Honestly as a Bengali I am breathless and lost to see such insensitive manipulation of a highly acclaimed artist in Bengal who is known for his heritage and culture to this kind of sick behavior, culture of vulture.
There are reports of how the carbon dioxide lids of fire extinguishers were opened and breathing became difficult; the air conditioning was turned off, as the owners of the hall knew the capacity was overrun and the number of people far exceeded the capacity of the auditorium, in the sweltering, humid heat of West Bengal.
The payment has not been made by the organizers, and this is the reason for the stoppage of AC. The organizers had the option of shutting down the show in order to get the AC back, but they were busy in open fights during the concert.
I am flabbergasted and amazed to think how indifferent the organizers can be. Those students of Generation Next…how did they have the heart to treat a beloved and popular gentleman singer like KK the way they did? And then, when KK almost collapsed, instead of taking him to the nearest military hospital just 2 km away, the students sent him to pack his bags at his hotel.
How come those young boys and girls who put on the show didn’t understand that a collapsing person like this needs to be rushed for medical support, where time is of the essence, where seconds are precious and the minutes are fatal?
The students showed complete indifference like illiterates. They lacked sensitivity towards a sick human being who brought them so much happiness through his song. Apparently, the students are more into their “baaji union” than educating themselves to be good, sentient citizens, for mankind’s sake. It is very unfortunate that students care more about their “Baaji Union” and prove that education is only secondary.
The students showed total indifference. They lacked sensitivity towards a sick human being who gave them so much happiness
The question now arises, will the students be punished for this cold-blooded insensitivity, or will the attention be diverted to other things? As a Bengali, I feel extremely disappointed. How can such a culturally alive people come to such a defunct state of being so callous in their behavior towards an artist of KK’s caliber.
I feel devastated and would certainly like to see the students and organizers punished, as the City of Joy will see many such programs, but there should be no more cold-blooded deaths due to the negligence of the organizers!
Few of the organizers threatened media reporter Rakhi Mitra to delete her video entries, but she quite boldly let out her anger and anguish.

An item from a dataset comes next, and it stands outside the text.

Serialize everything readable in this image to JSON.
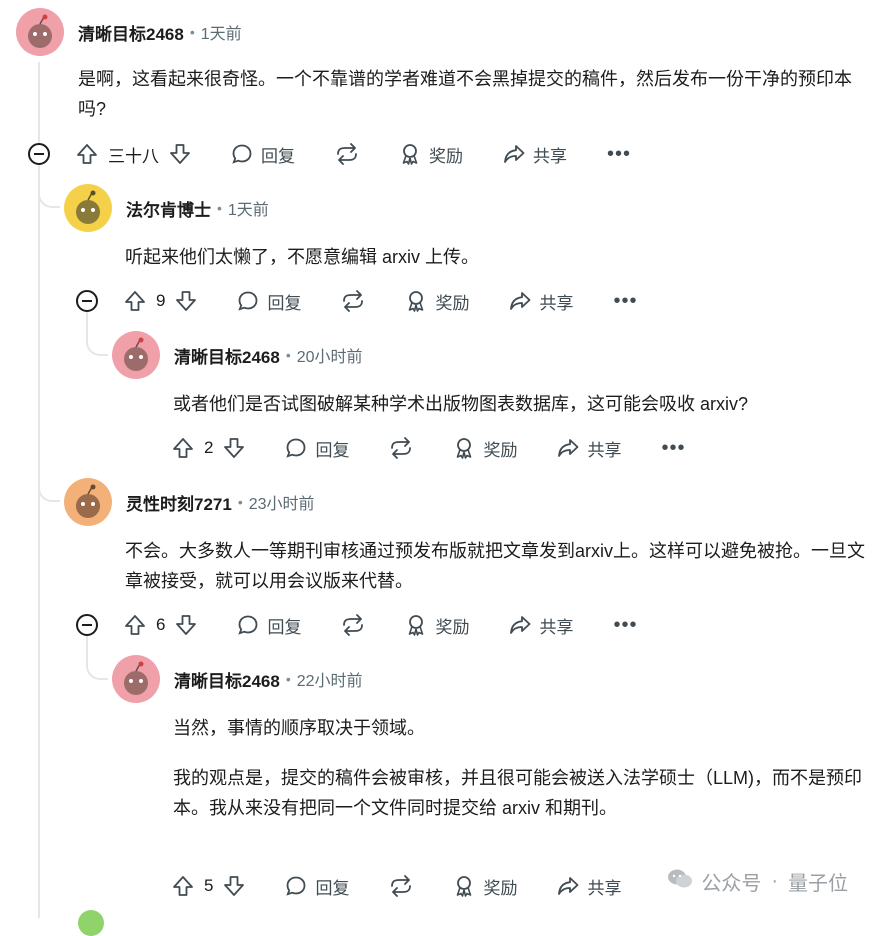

She assured that the truth must prevail, calling it a complete failure of the government, police and its West Bengal administration to control Chhatra Parishad.

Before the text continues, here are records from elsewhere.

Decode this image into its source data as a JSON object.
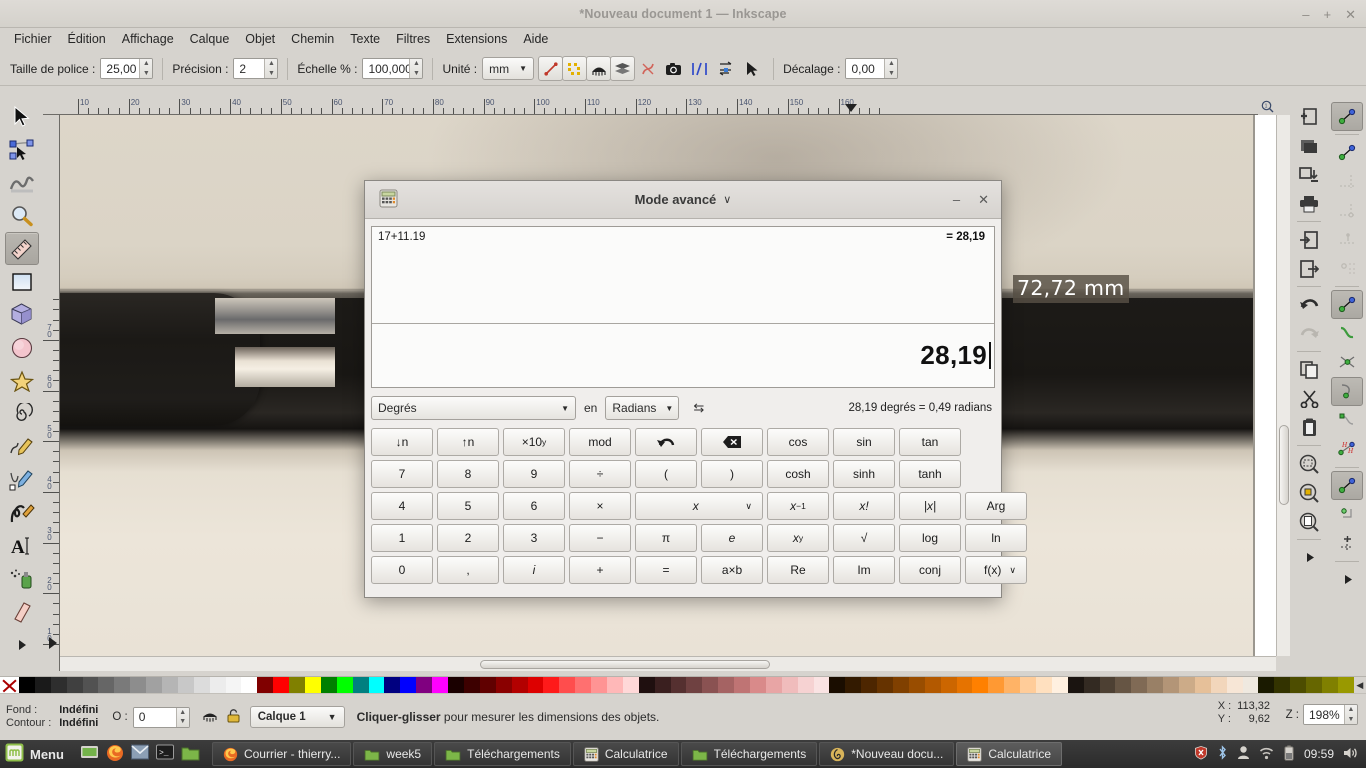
{
  "window": {
    "title": "*Nouveau document 1 — Inkscape",
    "minimize": "–",
    "maximize": "+",
    "close": "✕"
  },
  "menubar": {
    "items": [
      {
        "label": "Fichier"
      },
      {
        "label": "Édition"
      },
      {
        "label": "Affichage"
      },
      {
        "label": "Calque"
      },
      {
        "label": "Objet"
      },
      {
        "label": "Chemin"
      },
      {
        "label": "Texte"
      },
      {
        "label": "Filtres"
      },
      {
        "label": "Extensions"
      },
      {
        "label": "Aide"
      }
    ]
  },
  "tool_options": {
    "font_size_label": "Taille de police :",
    "font_size_value": "25,00",
    "precision_label": "Précision :",
    "precision_value": "2",
    "scale_label": "Échelle % :",
    "scale_value": "100,000",
    "unit_label": "Unité :",
    "unit_value": "mm",
    "offset_label": "Décalage :",
    "offset_value": "0,00",
    "buttons": [
      {
        "name": "measure-line-icon"
      },
      {
        "name": "ignore-first-last-icon"
      },
      {
        "name": "show-measures-icon"
      },
      {
        "name": "measure-all-layers-icon"
      },
      {
        "name": "reverse-measure-icon"
      },
      {
        "name": "phantom-measure-icon"
      },
      {
        "name": "to-guides-icon"
      },
      {
        "name": "mark-dimension-icon"
      },
      {
        "name": "convert-to-item-icon"
      }
    ]
  },
  "toolbox": {
    "tools": [
      {
        "name": "selector-tool",
        "selected": false
      },
      {
        "name": "node-tool",
        "selected": false
      },
      {
        "name": "tweak-tool",
        "selected": false
      },
      {
        "name": "zoom-tool",
        "selected": false
      },
      {
        "name": "measure-tool",
        "selected": true
      },
      {
        "name": "rectangle-tool",
        "selected": false
      },
      {
        "name": "3dbox-tool",
        "selected": false
      },
      {
        "name": "ellipse-tool",
        "selected": false
      },
      {
        "name": "star-tool",
        "selected": false
      },
      {
        "name": "spiral-tool",
        "selected": false
      },
      {
        "name": "pencil-tool",
        "selected": false
      },
      {
        "name": "bezier-tool",
        "selected": false
      },
      {
        "name": "calligraphy-tool",
        "selected": false
      },
      {
        "name": "text-tool",
        "selected": false
      },
      {
        "name": "spray-tool",
        "selected": false
      },
      {
        "name": "eraser-tool",
        "selected": false
      },
      {
        "name": "toolbox-overflow-arrow",
        "selected": false
      }
    ]
  },
  "commands_bar": {
    "items": [
      {
        "name": "new-document-icon"
      },
      {
        "name": "open-document-icon"
      },
      {
        "name": "save-document-icon"
      },
      {
        "name": "print-document-icon"
      },
      {
        "name": "import-icon"
      },
      {
        "name": "export-icon"
      },
      {
        "name": "undo-icon"
      },
      {
        "name": "redo-icon"
      },
      {
        "name": "copy-icon"
      },
      {
        "name": "cut-icon"
      },
      {
        "name": "paste-icon"
      },
      {
        "name": "zoom-selection-icon"
      },
      {
        "name": "zoom-drawing-icon"
      },
      {
        "name": "zoom-page-icon"
      },
      {
        "name": "commands-overflow-arrow"
      }
    ]
  },
  "snap_bar": {
    "items": [
      {
        "name": "enable-snapping-icon",
        "selected": true
      },
      {
        "name": "snap-bounding-box-icon",
        "selected": false
      },
      {
        "name": "snap-bbox-edges-icon",
        "selected": false
      },
      {
        "name": "snap-bbox-corners-icon",
        "selected": false
      },
      {
        "name": "snap-bbox-edge-midpoints-icon",
        "selected": false
      },
      {
        "name": "snap-bbox-centers-icon",
        "selected": false
      },
      {
        "name": "snap-nodes-paths-icon",
        "selected": true
      },
      {
        "name": "snap-to-paths-icon",
        "selected": false
      },
      {
        "name": "snap-path-intersections-icon",
        "selected": false
      },
      {
        "name": "snap-to-cusp-nodes-icon",
        "selected": true
      },
      {
        "name": "snap-smooth-nodes-icon",
        "selected": false
      },
      {
        "name": "snap-midpoints-icon",
        "selected": false
      },
      {
        "name": "snap-others-icon",
        "selected": true
      },
      {
        "name": "snap-object-centers-icon",
        "selected": false
      },
      {
        "name": "snap-page-border-icon",
        "selected": false
      },
      {
        "name": "snap-overflow-arrow",
        "selected": false
      }
    ]
  },
  "rulers": {
    "horizontal_labels": [
      "10",
      "20",
      "30",
      "40",
      "50",
      "60",
      "70",
      "80",
      "90",
      "100",
      "110",
      "120",
      "130",
      "140",
      "150",
      "160"
    ],
    "vertical_labels": [
      "10",
      "20",
      "30",
      "40",
      "50",
      "60",
      "70"
    ],
    "lock_icon": "ruler-lock-icon",
    "zoom_icon": "ruler-zoom-icon"
  },
  "canvas": {
    "measure_label": "72,72 mm"
  },
  "palette": {
    "colors": [
      "#000000",
      "#1a1a1a",
      "#2e2e2e",
      "#404040",
      "#525252",
      "#666666",
      "#7a7a7a",
      "#8d8d8d",
      "#a1a1a1",
      "#b5b5b5",
      "#c8c8c8",
      "#dcdcdc",
      "#ececec",
      "#f5f5f5",
      "#ffffff",
      "#800000",
      "#ff0000",
      "#808000",
      "#ffff00",
      "#008000",
      "#00ff00",
      "#008080",
      "#00ffff",
      "#000080",
      "#0000ff",
      "#800080",
      "#ff00ff",
      "#1a0000",
      "#3d0000",
      "#600000",
      "#8a0000",
      "#b30000",
      "#dd0000",
      "#ff1a1a",
      "#ff4d4d",
      "#ff7070",
      "#ff9494",
      "#ffb8b8",
      "#ffd8d8",
      "#1f0f0f",
      "#3a1f1f",
      "#553030",
      "#6f4141",
      "#8a5252",
      "#a56363",
      "#bf7474",
      "#d98a8a",
      "#e8a5a5",
      "#f0bcbc",
      "#f6d2d2",
      "#fae3e3",
      "#1a0d00",
      "#331a00",
      "#4d2600",
      "#663300",
      "#804000",
      "#994d00",
      "#b35900",
      "#cc6600",
      "#e67300",
      "#ff8000",
      "#ff9933",
      "#ffb366",
      "#ffcc99",
      "#ffe0bf",
      "#fff0e0",
      "#1a1410",
      "#332a22",
      "#4d4033",
      "#665544",
      "#806a55",
      "#998066",
      "#b39577",
      "#ccab88",
      "#e6c099",
      "#f2d6bb",
      "#f7e6d6",
      "#efe9e0",
      "#1a1a00",
      "#333300",
      "#4d4d00",
      "#666600",
      "#808000",
      "#999900"
    ],
    "none_swatch": "none-color-swatch"
  },
  "statusbar": {
    "fill_label": "Fond :",
    "fill_value": "Indéfini",
    "stroke_label": "Contour :",
    "stroke_value": "Indéfini",
    "opacity_label": "O :",
    "opacity_value": "0",
    "layer_name": "Calque 1",
    "hint_bold": "Cliquer-glisser",
    "hint_rest": " pour mesurer les dimensions des objets.",
    "coord_x_label": "X :",
    "coord_x_value": "113,32",
    "coord_y_label": "Y :",
    "coord_y_value": "9,62",
    "zoom_label": "Z :",
    "zoom_value": "198%",
    "eye_icon": "layer-visibility-icon",
    "lock_icon": "layer-lock-icon"
  },
  "calculator": {
    "title": "Mode avancé",
    "title_caret": "∨",
    "app_icon": "calculator-icon",
    "minimize": "–",
    "close": "✕",
    "history_expression": "17+11.19",
    "history_result": "= 28,19",
    "current_value": "28,19",
    "converter": {
      "from_unit": "Degrés",
      "middle_label": "en",
      "to_unit": "Radians",
      "swap_icon": "swap-units-icon",
      "result": "28,19 degrés = 0,49 radians"
    },
    "keys": [
      [
        {
          "label": "↓n",
          "name": "subscript-key"
        },
        {
          "label": "↑n",
          "name": "superscript-key"
        },
        {
          "label": "×10",
          "sup": "y",
          "name": "exponent-key"
        },
        {
          "label": "mod",
          "name": "modulus-key"
        },
        {
          "label": "",
          "name": "undo-icon",
          "icon": "undo"
        },
        {
          "label": "",
          "name": "backspace-icon",
          "icon": "backspace"
        },
        {
          "label": "cos",
          "name": "cos-key"
        },
        {
          "label": "sin",
          "name": "sin-key"
        },
        {
          "label": "tan",
          "name": "tan-key"
        }
      ],
      [
        {
          "label": "7",
          "name": "digit-7-key"
        },
        {
          "label": "8",
          "name": "digit-8-key"
        },
        {
          "label": "9",
          "name": "digit-9-key"
        },
        {
          "label": "÷",
          "name": "divide-key"
        },
        {
          "label": "(",
          "name": "open-paren-key"
        },
        {
          "label": ")",
          "name": "close-paren-key"
        },
        {
          "label": "cosh",
          "name": "cosh-key"
        },
        {
          "label": "sinh",
          "name": "sinh-key"
        },
        {
          "label": "tanh",
          "name": "tanh-key"
        }
      ],
      [
        {
          "label": "4",
          "name": "digit-4-key"
        },
        {
          "label": "5",
          "name": "digit-5-key"
        },
        {
          "label": "6",
          "name": "digit-6-key"
        },
        {
          "label": "×",
          "name": "multiply-key"
        },
        {
          "label": "x",
          "name": "variable-x-key",
          "wide": true,
          "caret": true,
          "italic": true
        },
        {
          "label": "x",
          "sup": "−1",
          "name": "inverse-key",
          "italic": true
        },
        {
          "label": "x!",
          "name": "factorial-key",
          "italic": true
        },
        {
          "label": "|x|",
          "name": "absolute-key",
          "italic": true
        },
        {
          "label": "Arg",
          "name": "argument-key"
        }
      ],
      [
        {
          "label": "1",
          "name": "digit-1-key"
        },
        {
          "label": "2",
          "name": "digit-2-key"
        },
        {
          "label": "3",
          "name": "digit-3-key"
        },
        {
          "label": "−",
          "name": "subtract-key"
        },
        {
          "label": "π",
          "name": "pi-key"
        },
        {
          "label": "e",
          "name": "euler-key",
          "italic": true
        },
        {
          "label": "x",
          "sup": "y",
          "name": "power-key",
          "italic": true
        },
        {
          "label": "√",
          "name": "sqrt-key"
        },
        {
          "label": "log",
          "name": "log-key"
        },
        {
          "label": "ln",
          "name": "ln-key"
        }
      ],
      [
        {
          "label": "0",
          "name": "digit-0-key"
        },
        {
          "label": ",",
          "name": "decimal-point-key"
        },
        {
          "label": "i",
          "name": "imaginary-key",
          "italic": true
        },
        {
          "label": "+",
          "name": "add-key"
        },
        {
          "label": "=",
          "name": "equals-key"
        },
        {
          "label": "a×b",
          "name": "multiply-ab-key"
        },
        {
          "label": "Re",
          "name": "real-part-key"
        },
        {
          "label": "Im",
          "name": "imaginary-part-key"
        },
        {
          "label": "conj",
          "name": "conjugate-key"
        },
        {
          "label": "f(x)",
          "name": "functions-key",
          "caret": true
        }
      ]
    ]
  },
  "taskbar": {
    "menu_label": "Menu",
    "menu_icon": "linux-mint-icon",
    "quick_launch": [
      {
        "name": "show-desktop-icon"
      },
      {
        "name": "firefox-icon"
      },
      {
        "name": "mail-icon"
      },
      {
        "name": "terminal-icon"
      },
      {
        "name": "files-icon"
      }
    ],
    "tasks": [
      {
        "label": "Courrier - thierry...",
        "icon": "firefox-icon",
        "active": false
      },
      {
        "label": "week5",
        "icon": "folder-icon",
        "active": false
      },
      {
        "label": "Téléchargements",
        "icon": "folder-icon",
        "active": false
      },
      {
        "label": "Calculatrice",
        "icon": "calculator-icon",
        "active": false
      },
      {
        "label": "Téléchargements",
        "icon": "folder-icon",
        "active": false
      },
      {
        "label": "*Nouveau docu...",
        "icon": "inkscape-icon",
        "active": false
      },
      {
        "label": "Calculatrice",
        "icon": "calculator-icon",
        "active": true
      }
    ],
    "tray": [
      {
        "name": "shield-icon"
      },
      {
        "name": "bluetooth-icon"
      },
      {
        "name": "user-icon"
      },
      {
        "name": "wifi-icon"
      },
      {
        "name": "battery-icon"
      }
    ],
    "clock": "09:59",
    "volume_icon": "volume-icon"
  }
}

Indeed, it is the government of West Bengal which is responsible for this death of a musical artist. A warm, hearty man died of sheer indifference and neglect, cold-blooded insensitivity. Instead of asking CBI to do an investigation, one would rather expect the police to do some self-introspection and take strict action, so that nothing like this happens again with another artist. For, as Kolkata will continue to have such concerts, will feature many great artists, local and otherwise.
In the meantime, I will add my very personal note on this subject. First of all, I feel like the songs of my time with singers like Saigal, CH Atma, Mukesh and Hemant Kumar had nice deep bass vocals, but current singing like KK’s is all about hitting high notes, rather strenuous; he uses western techniques which I attribute to the tension in him.
I had met Krishna Kumar Kunnath at my college, along with the then principal, Bhim Sain Singh, who discussed with us the possibility of bringing other alumni of Kirori Mal College to build the college auditorium , which was very expensive. KK from our college was always ready for it.
We remembered other big names, all former students, like Big B, Dinesh Thakur, Kulbhushan Kharbanda, Shakti Kapoor, Satish Kaushik, Ravi Baswani, etc. Everything seems to be getting out of reach now. But if I had the chance, I would dedicate the College auditorium and name it KKK Auditorium of KMC.
Rest in eternal peace young friend, this was not the time to leave!
*Delhi-based veteran singer and musician